*** Opening Data to use ***
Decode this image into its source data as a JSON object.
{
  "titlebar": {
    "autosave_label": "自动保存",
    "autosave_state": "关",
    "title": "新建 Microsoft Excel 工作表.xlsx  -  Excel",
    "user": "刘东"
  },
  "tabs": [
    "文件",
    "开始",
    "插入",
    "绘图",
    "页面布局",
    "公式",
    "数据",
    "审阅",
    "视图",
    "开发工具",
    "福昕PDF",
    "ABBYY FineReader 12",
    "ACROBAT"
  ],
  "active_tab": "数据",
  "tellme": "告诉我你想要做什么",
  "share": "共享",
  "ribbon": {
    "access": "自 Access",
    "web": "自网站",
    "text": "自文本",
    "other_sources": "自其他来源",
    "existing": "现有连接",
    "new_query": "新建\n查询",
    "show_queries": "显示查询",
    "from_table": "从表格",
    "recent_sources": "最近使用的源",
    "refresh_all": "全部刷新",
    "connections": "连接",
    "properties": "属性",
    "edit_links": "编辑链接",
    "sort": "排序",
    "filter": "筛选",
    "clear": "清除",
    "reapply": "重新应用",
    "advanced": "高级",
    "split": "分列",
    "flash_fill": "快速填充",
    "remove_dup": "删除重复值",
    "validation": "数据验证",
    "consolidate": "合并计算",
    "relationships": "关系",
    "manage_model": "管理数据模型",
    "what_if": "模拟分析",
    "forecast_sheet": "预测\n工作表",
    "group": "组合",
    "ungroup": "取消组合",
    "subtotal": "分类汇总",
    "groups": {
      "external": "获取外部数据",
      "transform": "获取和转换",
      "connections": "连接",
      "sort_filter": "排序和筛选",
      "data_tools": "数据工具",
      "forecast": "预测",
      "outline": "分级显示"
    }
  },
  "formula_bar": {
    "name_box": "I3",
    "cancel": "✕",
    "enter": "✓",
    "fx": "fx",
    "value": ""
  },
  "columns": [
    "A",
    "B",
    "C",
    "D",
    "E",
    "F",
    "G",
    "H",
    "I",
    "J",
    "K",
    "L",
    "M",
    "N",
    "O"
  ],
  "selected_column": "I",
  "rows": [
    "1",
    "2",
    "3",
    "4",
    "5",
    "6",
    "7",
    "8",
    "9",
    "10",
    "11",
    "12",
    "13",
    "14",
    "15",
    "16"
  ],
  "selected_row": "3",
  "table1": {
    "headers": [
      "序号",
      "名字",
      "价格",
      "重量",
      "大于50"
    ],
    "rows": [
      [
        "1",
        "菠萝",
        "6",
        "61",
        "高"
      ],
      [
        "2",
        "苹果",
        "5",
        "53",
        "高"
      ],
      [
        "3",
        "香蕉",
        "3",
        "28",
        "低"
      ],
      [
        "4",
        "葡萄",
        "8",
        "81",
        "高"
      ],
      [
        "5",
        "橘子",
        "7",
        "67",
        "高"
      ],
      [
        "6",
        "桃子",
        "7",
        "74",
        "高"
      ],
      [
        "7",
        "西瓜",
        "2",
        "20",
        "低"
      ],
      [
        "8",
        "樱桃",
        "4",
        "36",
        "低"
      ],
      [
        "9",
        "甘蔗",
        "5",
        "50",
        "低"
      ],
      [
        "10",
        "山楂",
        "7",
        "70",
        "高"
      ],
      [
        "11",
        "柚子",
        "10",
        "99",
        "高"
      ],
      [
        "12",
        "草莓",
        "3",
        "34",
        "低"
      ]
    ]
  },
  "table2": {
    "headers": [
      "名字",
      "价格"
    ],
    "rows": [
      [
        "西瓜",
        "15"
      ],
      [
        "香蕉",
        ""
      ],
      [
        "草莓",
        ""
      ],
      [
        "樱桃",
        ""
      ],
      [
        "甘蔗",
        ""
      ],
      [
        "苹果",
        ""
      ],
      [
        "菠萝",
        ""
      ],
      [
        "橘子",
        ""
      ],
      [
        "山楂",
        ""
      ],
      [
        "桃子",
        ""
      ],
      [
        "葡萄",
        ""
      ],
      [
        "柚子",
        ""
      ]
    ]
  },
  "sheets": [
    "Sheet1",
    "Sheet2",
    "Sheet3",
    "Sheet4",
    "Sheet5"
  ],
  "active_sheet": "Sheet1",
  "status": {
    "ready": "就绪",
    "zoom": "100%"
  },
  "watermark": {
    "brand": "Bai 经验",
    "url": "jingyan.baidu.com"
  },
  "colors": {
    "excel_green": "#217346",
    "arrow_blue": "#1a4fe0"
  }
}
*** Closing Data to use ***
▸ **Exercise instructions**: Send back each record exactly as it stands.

▸ **Result for this exercise**:
Decode this image into its source data as a JSON object.
{
  "titlebar": {
    "autosave_label": "自动保存",
    "autosave_state": "关",
    "title": "新建 Microsoft Excel 工作表.xlsx  -  Excel",
    "user": "刘东"
  },
  "tabs": [
    "文件",
    "开始",
    "插入",
    "绘图",
    "页面布局",
    "公式",
    "数据",
    "审阅",
    "视图",
    "开发工具",
    "福昕PDF",
    "ABBYY FineReader 12",
    "ACROBAT"
  ],
  "active_tab": "数据",
  "tellme": "告诉我你想要做什么",
  "share": "共享",
  "ribbon": {
    "access": "自 Access",
    "web": "自网站",
    "text": "自文本",
    "other_sources": "自其他来源",
    "existing": "现有连接",
    "new_query": "新建\n查询",
    "show_queries": "显示查询",
    "from_table": "从表格",
    "recent_sources": "最近使用的源",
    "refresh_all": "全部刷新",
    "connections": "连接",
    "properties": "属性",
    "edit_links": "编辑链接",
    "sort": "排序",
    "filter": "筛选",
    "clear": "清除",
    "reapply": "重新应用",
    "advanced": "高级",
    "split": "分列",
    "flash_fill": "快速填充",
    "remove_dup": "删除重复值",
    "validation": "数据验证",
    "consolidate": "合并计算",
    "relationships": "关系",
    "manage_model": "管理数据模型",
    "what_if": "模拟分析",
    "forecast_sheet": "预测\n工作表",
    "group": "组合",
    "ungroup": "取消组合",
    "subtotal": "分类汇总",
    "groups": {
      "external": "获取外部数据",
      "transform": "获取和转换",
      "connections": "连接",
      "sort_filter": "排序和筛选",
      "data_tools": "数据工具",
      "forecast": "预测",
      "outline": "分级显示"
    }
  },
  "formula_bar": {
    "name_box": "I3",
    "cancel": "✕",
    "enter": "✓",
    "fx": "fx",
    "value": ""
  },
  "columns": [
    "A",
    "B",
    "C",
    "D",
    "E",
    "F",
    "G",
    "H",
    "I",
    "J",
    "K",
    "L",
    "M",
    "N",
    "O"
  ],
  "selected_column": "I",
  "rows": [
    "1",
    "2",
    "3",
    "4",
    "5",
    "6",
    "7",
    "8",
    "9",
    "10",
    "11",
    "12",
    "13",
    "14",
    "15",
    "16"
  ],
  "selected_row": "3",
  "table1": {
    "headers": [
      "序号",
      "名字",
      "价格",
      "重量",
      "大于50"
    ],
    "rows": [
      [
        "1",
        "菠萝",
        "6",
        "61",
        "高"
      ],
      [
        "2",
        "苹果",
        "5",
        "53",
        "高"
      ],
      [
        "3",
        "香蕉",
        "3",
        "28",
        "低"
      ],
      [
        "4",
        "葡萄",
        "8",
        "81",
        "高"
      ],
      [
        "5",
        "橘子",
        "7",
        "67",
        "高"
      ],
      [
        "6",
        "桃子",
        "7",
        "74",
        "高"
      ],
      [
        "7",
        "西瓜",
        "2",
        "20",
        "低"
      ],
      [
        "8",
        "樱桃",
        "4",
        "36",
        "低"
      ],
      [
        "9",
        "甘蔗",
        "5",
        "50",
        "低"
      ],
      [
        "10",
        "山楂",
        "7",
        "70",
        "高"
      ],
      [
        "11",
        "柚子",
        "10",
        "99",
        "高"
      ],
      [
        "12",
        "草莓",
        "3",
        "34",
        "低"
      ]
    ]
  },
  "table2": {
    "headers": [
      "名字",
      "价格"
    ],
    "rows": [
      [
        "西瓜",
        "15"
      ],
      [
        "香蕉",
        ""
      ],
      [
        "草莓",
        ""
      ],
      [
        "樱桃",
        ""
      ],
      [
        "甘蔗",
        ""
      ],
      [
        "苹果",
        ""
      ],
      [
        "菠萝",
        ""
      ],
      [
        "橘子",
        ""
      ],
      [
        "山楂",
        ""
      ],
      [
        "桃子",
        ""
      ],
      [
        "葡萄",
        ""
      ],
      [
        "柚子",
        ""
      ]
    ]
  },
  "sheets": [
    "Sheet1",
    "Sheet2",
    "Sheet3",
    "Sheet4",
    "Sheet5"
  ],
  "active_sheet": "Sheet1",
  "status": {
    "ready": "就绪",
    "zoom": "100%"
  },
  "watermark": {
    "brand": "Bai 经验",
    "url": "jingyan.baidu.com"
  },
  "colors": {
    "excel_green": "#217346",
    "arrow_blue": "#1a4fe0"
  }
}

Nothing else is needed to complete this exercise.